I wish I could say that I recommended The City of God, but honestly, it was kind of a mixed bag. I am glad to have read it, and I’m also glad that I have a rough map of it, so that when I read it again I will only have to read the relevant portions. If you only read one tiny section of the City of God, read the last book, (book XXII), chapters 29 to the end. There is some gorgeous language in that passage, and when I first read it on Holy Saturday of this year, I found myself weeping in the middle of Lemonjello’s on a Saturday morning. It is stunning.
Augustine is still my favorite theologian. Even when I disagree with him, I still love him.

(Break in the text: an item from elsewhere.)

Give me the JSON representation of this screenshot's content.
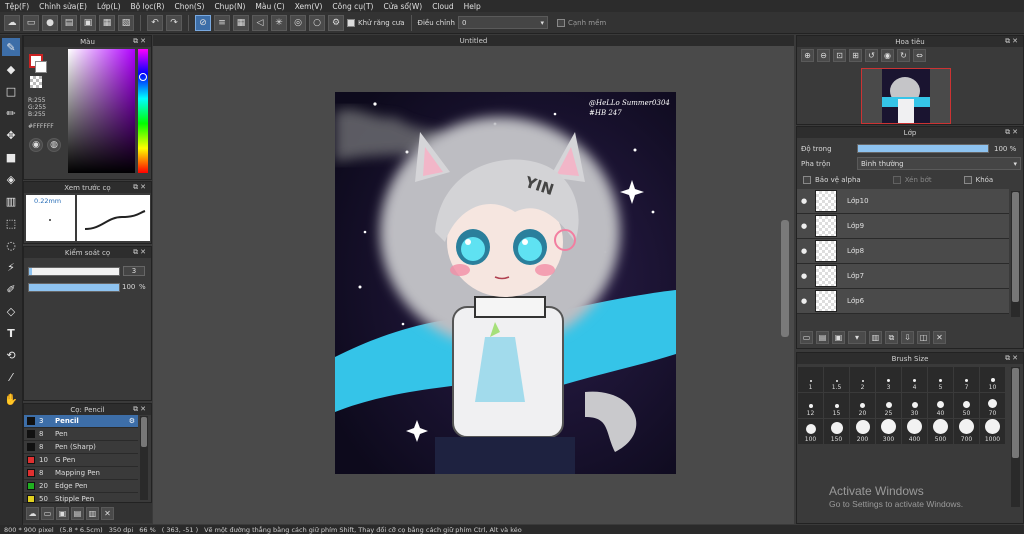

Next up in the major theological works category: The Institutes! (dun dun dun)
The quotidian cannot avoid being taken up into the sacramental. Here, Augustine interprets Ecclesiastes:

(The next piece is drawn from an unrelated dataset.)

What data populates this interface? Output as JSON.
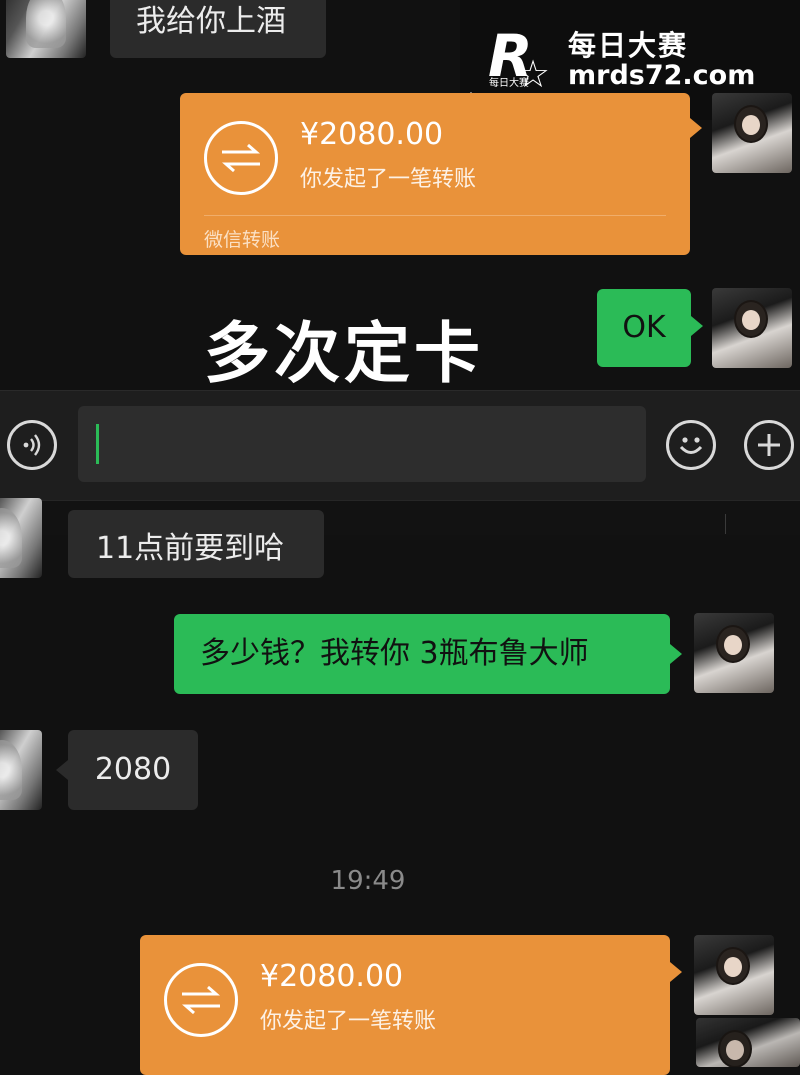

‘For when he says in another book, which is called Ecclesiastes, “There is no good for a man, except that he should eat and drink,” what can he be more credibly understood to say, than what belongs to the participation of this table which the Mediator of the New Testament Himself, the Priest after the order of Melchizedek, furnishes with His own body and blood?’ (civ. XVII.20)
The way Augustine reads Koheleth (the writer of Ecclesiastes), the Preacher’s original intent is effaced to reveal a deeper spiritual meaning. Koheleth probably really just meant eating and drinking, but Augustine sees the bread and wine of the Eucharist in this verse.

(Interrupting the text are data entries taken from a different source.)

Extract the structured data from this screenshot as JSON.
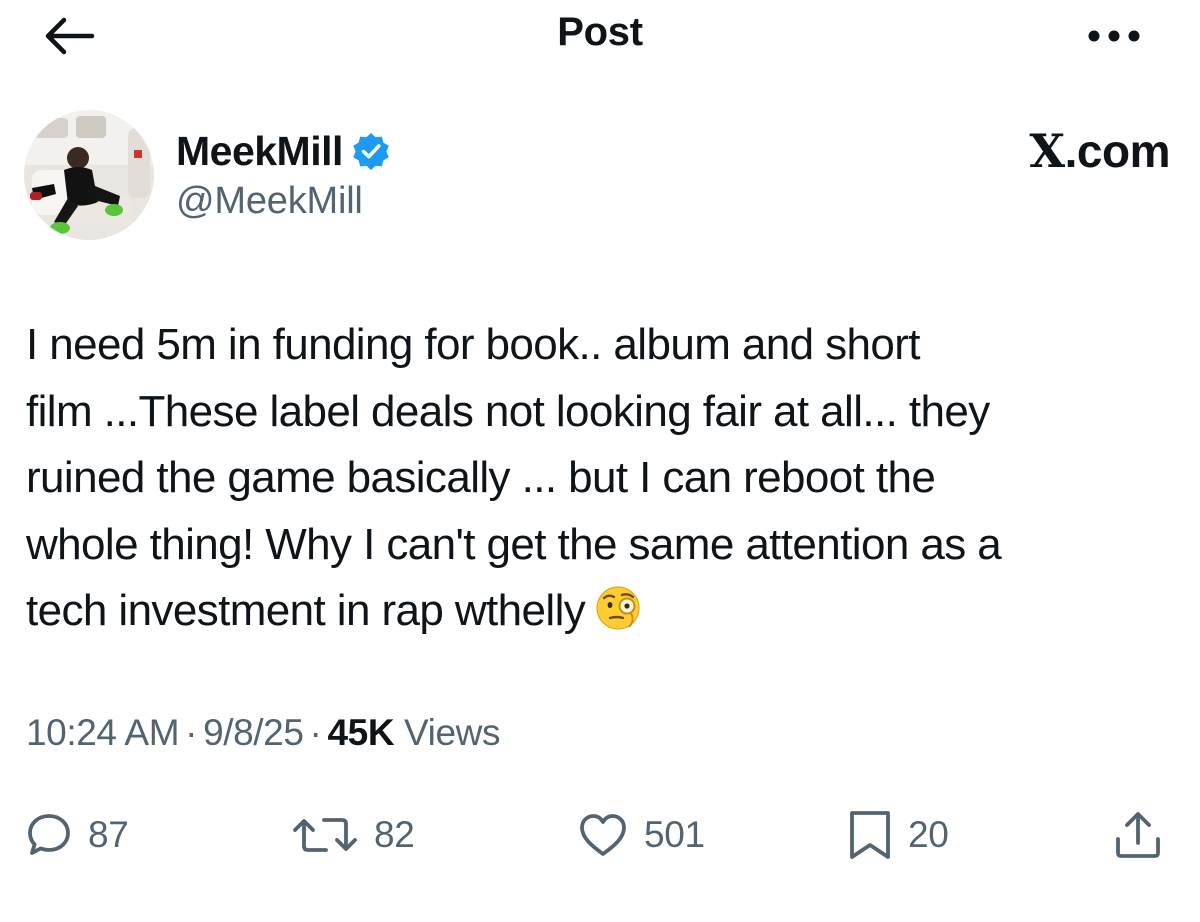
{
  "header": {
    "title": "Post",
    "back_icon": "arrow-left-icon",
    "more_icon": "more-horizontal-icon"
  },
  "author": {
    "display_name": "MeekMill",
    "handle": "@MeekMill",
    "verified": true,
    "verified_color": "#1d9bf0"
  },
  "watermark": {
    "x_letter": "X",
    "suffix": ".com"
  },
  "tweet": {
    "lines": [
      "I need 5m in funding for book.. album and short",
      "film ...These label deals not looking  fair at all... they",
      "ruined the game basically ... but I can reboot the",
      "whole thing!  Why I can't get the same attention as a",
      "tech investment in rap wthelly"
    ],
    "emoji": "face-with-monocle"
  },
  "meta": {
    "time": "10:24 AM",
    "separator": "·",
    "date": "9/8/25",
    "views_count": "45K",
    "views_label": "Views"
  },
  "actions": {
    "replies": "87",
    "reposts": "82",
    "likes": "501",
    "bookmarks": "20"
  },
  "colors": {
    "text": "#0f1419",
    "secondary": "#536471",
    "accent": "#1d9bf0"
  }
}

I have been wrestling with a different “figural reading” of the relationship between the quotidian and the sacramental as I finished reading Ron Hansen’s novel Mariette in Ecstasy.
A thorough synopsis of the plot of Mariette in Ecstasy could probably be written in less than ten sentences. It’s about a young woman who may or may not be experiencing religious ecstasy in a convent in 1906 rural New York. But while the plot only contains a handful of major events, the rest of the novel floods the reader with an overwhelming number of lush descriptions of mundane objects. The characters of the novel are almost crowded out by all of the descriptions of birds, livestock, furniture, frost, dust motes, cleaning supplies, the weather, the sky, the landscape. It is almost as if people, animals, and objects are all leveled to same starting and ending point — a quotidian existence equally distant from God, who is in fact closer to us than we are to ourselves. From the perspective of the more skeptical characters in the novel, Mariette’s experience of God is surely spurious. The reader, however, is confronted with so many descriptions of created reality nearly crackling with energy that the world seems the most obvious of receptacles for divine presence. Mariette’s religious experience is not an aberration to the natural order but the most consonant expression of a doxological harmony between God and creation that Hanson has been describing for the entire novel.
For Augustine, when Koheleth is talking about eating and drinking, he is only talking about the Eucharist. For Ron Hansen, all eating, all drinking, all of the quotidian has the potential to be taken up by the Spirit and made more than it is. To be fair, Augustine elsewhere broadens his definition of “sacramentalish” things (my word). But for me, Hansen has joined the ranks of those other Christians (Occam, Hopkins, von Balthasar) who are looking for a way to reconcile the this-ness of things with the revelation of God.